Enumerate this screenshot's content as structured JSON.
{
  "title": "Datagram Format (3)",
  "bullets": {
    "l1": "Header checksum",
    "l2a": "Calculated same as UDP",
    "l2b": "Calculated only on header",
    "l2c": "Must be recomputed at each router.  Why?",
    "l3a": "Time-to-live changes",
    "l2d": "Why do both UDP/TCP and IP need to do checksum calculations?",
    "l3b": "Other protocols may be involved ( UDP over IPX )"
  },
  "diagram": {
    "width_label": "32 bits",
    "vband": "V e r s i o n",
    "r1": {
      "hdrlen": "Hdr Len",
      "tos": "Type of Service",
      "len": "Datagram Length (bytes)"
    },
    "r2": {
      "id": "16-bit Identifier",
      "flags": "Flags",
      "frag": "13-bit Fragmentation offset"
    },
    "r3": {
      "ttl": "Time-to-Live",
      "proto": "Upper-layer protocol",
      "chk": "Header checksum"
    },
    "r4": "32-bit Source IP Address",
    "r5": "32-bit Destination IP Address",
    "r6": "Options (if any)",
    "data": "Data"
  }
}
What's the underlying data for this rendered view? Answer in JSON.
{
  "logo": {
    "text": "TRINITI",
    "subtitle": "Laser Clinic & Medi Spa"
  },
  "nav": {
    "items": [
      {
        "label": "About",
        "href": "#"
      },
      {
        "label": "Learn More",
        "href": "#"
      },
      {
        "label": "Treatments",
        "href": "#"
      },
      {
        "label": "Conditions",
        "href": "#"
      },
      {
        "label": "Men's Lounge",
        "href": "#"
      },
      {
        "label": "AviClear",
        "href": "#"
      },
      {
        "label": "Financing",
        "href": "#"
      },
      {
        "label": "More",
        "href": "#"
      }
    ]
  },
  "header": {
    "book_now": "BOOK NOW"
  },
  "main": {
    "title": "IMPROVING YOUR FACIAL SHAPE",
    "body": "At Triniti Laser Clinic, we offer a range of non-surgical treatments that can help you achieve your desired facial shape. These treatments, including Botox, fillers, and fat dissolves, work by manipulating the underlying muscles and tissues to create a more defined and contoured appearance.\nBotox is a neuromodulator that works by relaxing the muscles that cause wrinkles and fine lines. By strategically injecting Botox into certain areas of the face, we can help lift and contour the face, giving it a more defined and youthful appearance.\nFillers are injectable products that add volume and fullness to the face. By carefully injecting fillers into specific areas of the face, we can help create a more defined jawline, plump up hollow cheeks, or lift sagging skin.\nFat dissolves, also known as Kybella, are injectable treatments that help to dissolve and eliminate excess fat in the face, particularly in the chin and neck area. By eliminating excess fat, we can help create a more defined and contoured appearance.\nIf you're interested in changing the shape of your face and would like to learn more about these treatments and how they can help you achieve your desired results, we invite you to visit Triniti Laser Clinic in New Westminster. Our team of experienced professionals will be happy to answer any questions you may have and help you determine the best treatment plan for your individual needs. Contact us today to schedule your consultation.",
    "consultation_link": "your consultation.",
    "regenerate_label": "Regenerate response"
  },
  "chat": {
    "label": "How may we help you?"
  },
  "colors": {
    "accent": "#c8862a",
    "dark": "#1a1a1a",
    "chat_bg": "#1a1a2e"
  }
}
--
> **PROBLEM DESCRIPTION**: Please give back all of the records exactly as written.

> **SOLUTION**:
Enumerate this screenshot's content as structured JSON.
{
  "title": "Datagram Format (3)",
  "bullets": {
    "l1": "Header checksum",
    "l2a": "Calculated same as UDP",
    "l2b": "Calculated only on header",
    "l2c": "Must be recomputed at each router.  Why?",
    "l3a": "Time-to-live changes",
    "l2d": "Why do both UDP/TCP and IP need to do checksum calculations?",
    "l3b": "Other protocols may be involved ( UDP over IPX )"
  },
  "diagram": {
    "width_label": "32 bits",
    "vband": "V e r s i o n",
    "r1": {
      "hdrlen": "Hdr Len",
      "tos": "Type of Service",
      "len": "Datagram Length (bytes)"
    },
    "r2": {
      "id": "16-bit Identifier",
      "flags": "Flags",
      "frag": "13-bit Fragmentation offset"
    },
    "r3": {
      "ttl": "Time-to-Live",
      "proto": "Upper-layer protocol",
      "chk": "Header checksum"
    },
    "r4": "32-bit Source IP Address",
    "r5": "32-bit Destination IP Address",
    "r6": "Options (if any)",
    "data": "Data"
  }
}
What's the underlying data for this rendered view? Answer in JSON.
{
  "logo": {
    "text": "TRINITI",
    "subtitle": "Laser Clinic & Medi Spa"
  },
  "nav": {
    "items": [
      {
        "label": "About",
        "href": "#"
      },
      {
        "label": "Learn More",
        "href": "#"
      },
      {
        "label": "Treatments",
        "href": "#"
      },
      {
        "label": "Conditions",
        "href": "#"
      },
      {
        "label": "Men's Lounge",
        "href": "#"
      },
      {
        "label": "AviClear",
        "href": "#"
      },
      {
        "label": "Financing",
        "href": "#"
      },
      {
        "label": "More",
        "href": "#"
      }
    ]
  },
  "header": {
    "book_now": "BOOK NOW"
  },
  "main": {
    "title": "IMPROVING YOUR FACIAL SHAPE",
    "body": "At Triniti Laser Clinic, we offer a range of non-surgical treatments that can help you achieve your desired facial shape. These treatments, including Botox, fillers, and fat dissolves, work by manipulating the underlying muscles and tissues to create a more defined and contoured appearance.\nBotox is a neuromodulator that works by relaxing the muscles that cause wrinkles and fine lines. By strategically injecting Botox into certain areas of the face, we can help lift and contour the face, giving it a more defined and youthful appearance.\nFillers are injectable products that add volume and fullness to the face. By carefully injecting fillers into specific areas of the face, we can help create a more defined jawline, plump up hollow cheeks, or lift sagging skin.\nFat dissolves, also known as Kybella, are injectable treatments that help to dissolve and eliminate excess fat in the face, particularly in the chin and neck area. By eliminating excess fat, we can help create a more defined and contoured appearance.\nIf you're interested in changing the shape of your face and would like to learn more about these treatments and how they can help you achieve your desired results, we invite you to visit Triniti Laser Clinic in New Westminster. Our team of experienced professionals will be happy to answer any questions you may have and help you determine the best treatment plan for your individual needs. Contact us today to schedule your consultation.",
    "consultation_link": "your consultation.",
    "regenerate_label": "Regenerate response"
  },
  "chat": {
    "label": "How may we help you?"
  },
  "colors": {
    "accent": "#c8862a",
    "dark": "#1a1a1a",
    "chat_bg": "#1a1a2e"
  }
}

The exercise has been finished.